PROBLEM DETAILS =>
All lines of the entries with "address" in them must be listed.

RECORDS FOR THIS EXERCISE =>

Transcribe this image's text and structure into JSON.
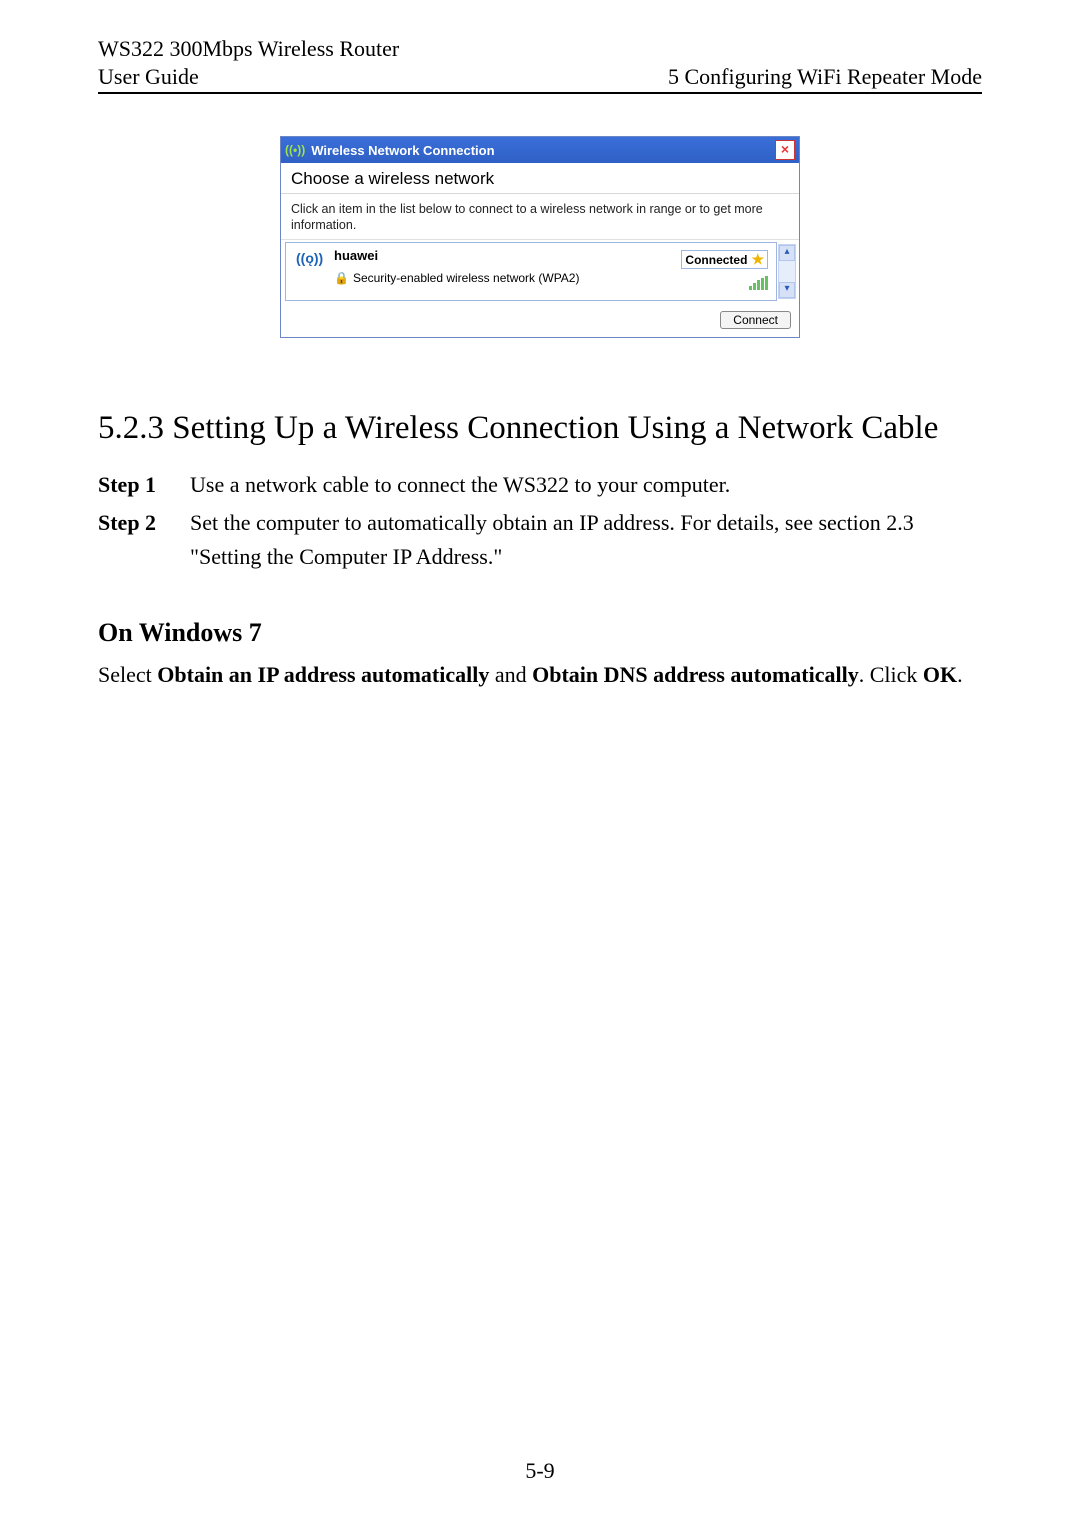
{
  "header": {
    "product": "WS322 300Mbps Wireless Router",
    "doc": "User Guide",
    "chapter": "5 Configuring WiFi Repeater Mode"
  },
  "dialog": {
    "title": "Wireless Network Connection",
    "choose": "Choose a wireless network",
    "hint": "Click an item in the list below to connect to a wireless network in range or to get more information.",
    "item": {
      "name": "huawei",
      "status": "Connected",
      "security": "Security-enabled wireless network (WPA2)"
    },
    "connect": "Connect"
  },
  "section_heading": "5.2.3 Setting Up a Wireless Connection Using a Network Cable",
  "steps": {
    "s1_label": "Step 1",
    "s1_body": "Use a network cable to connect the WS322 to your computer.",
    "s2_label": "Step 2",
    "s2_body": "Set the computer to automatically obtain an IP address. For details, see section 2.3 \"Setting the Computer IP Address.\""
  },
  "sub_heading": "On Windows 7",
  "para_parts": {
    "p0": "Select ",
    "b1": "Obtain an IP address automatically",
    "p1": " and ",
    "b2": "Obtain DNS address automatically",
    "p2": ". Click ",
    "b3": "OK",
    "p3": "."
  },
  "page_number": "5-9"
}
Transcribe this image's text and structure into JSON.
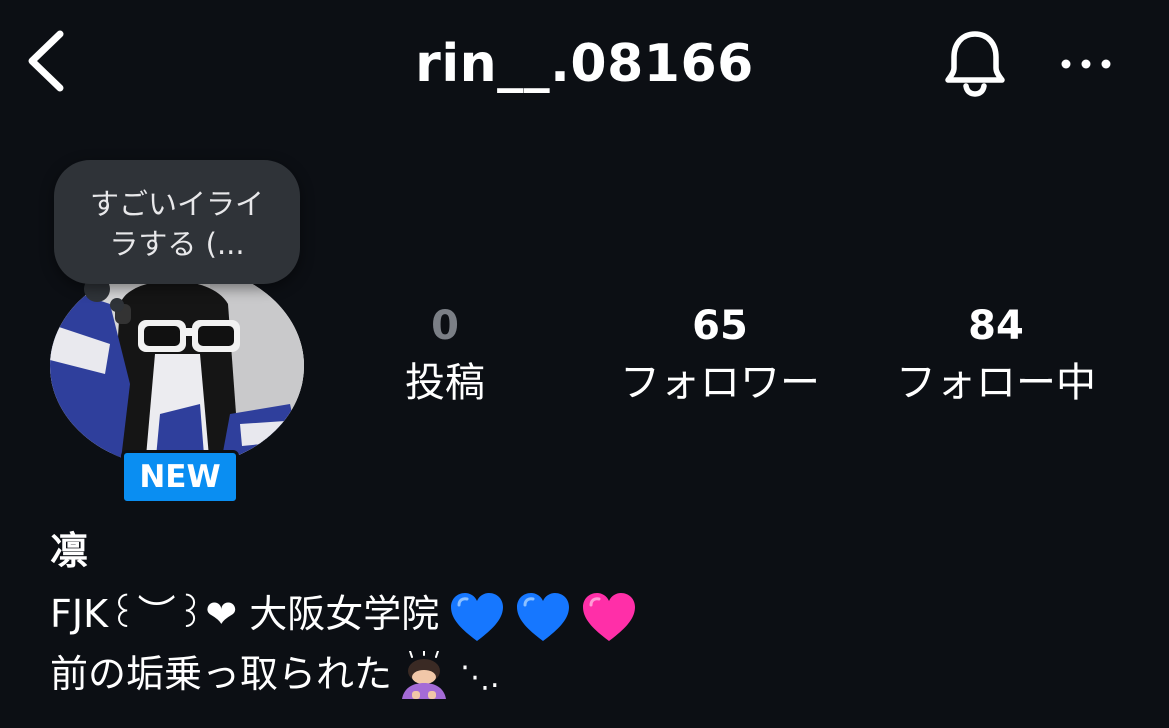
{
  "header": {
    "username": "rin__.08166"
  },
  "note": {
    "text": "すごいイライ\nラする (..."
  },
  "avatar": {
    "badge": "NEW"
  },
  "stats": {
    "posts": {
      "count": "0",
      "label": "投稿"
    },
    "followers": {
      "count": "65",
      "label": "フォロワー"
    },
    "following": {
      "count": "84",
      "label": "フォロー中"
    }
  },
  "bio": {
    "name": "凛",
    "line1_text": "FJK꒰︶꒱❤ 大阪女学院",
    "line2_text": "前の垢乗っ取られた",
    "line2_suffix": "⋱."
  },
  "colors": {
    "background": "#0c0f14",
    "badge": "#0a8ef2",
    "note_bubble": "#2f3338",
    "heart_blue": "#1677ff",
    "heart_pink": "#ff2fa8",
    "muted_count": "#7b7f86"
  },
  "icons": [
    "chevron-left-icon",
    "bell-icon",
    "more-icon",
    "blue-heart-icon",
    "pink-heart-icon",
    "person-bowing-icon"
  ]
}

RESULT =>
    "s2_body": "Set the computer to automatically obtain an IP address. For details, see section 2.3 \"Setting the Computer IP Address.\""
    "b1": "Obtain an IP address automatically",
    "b2": "Obtain DNS address automatically",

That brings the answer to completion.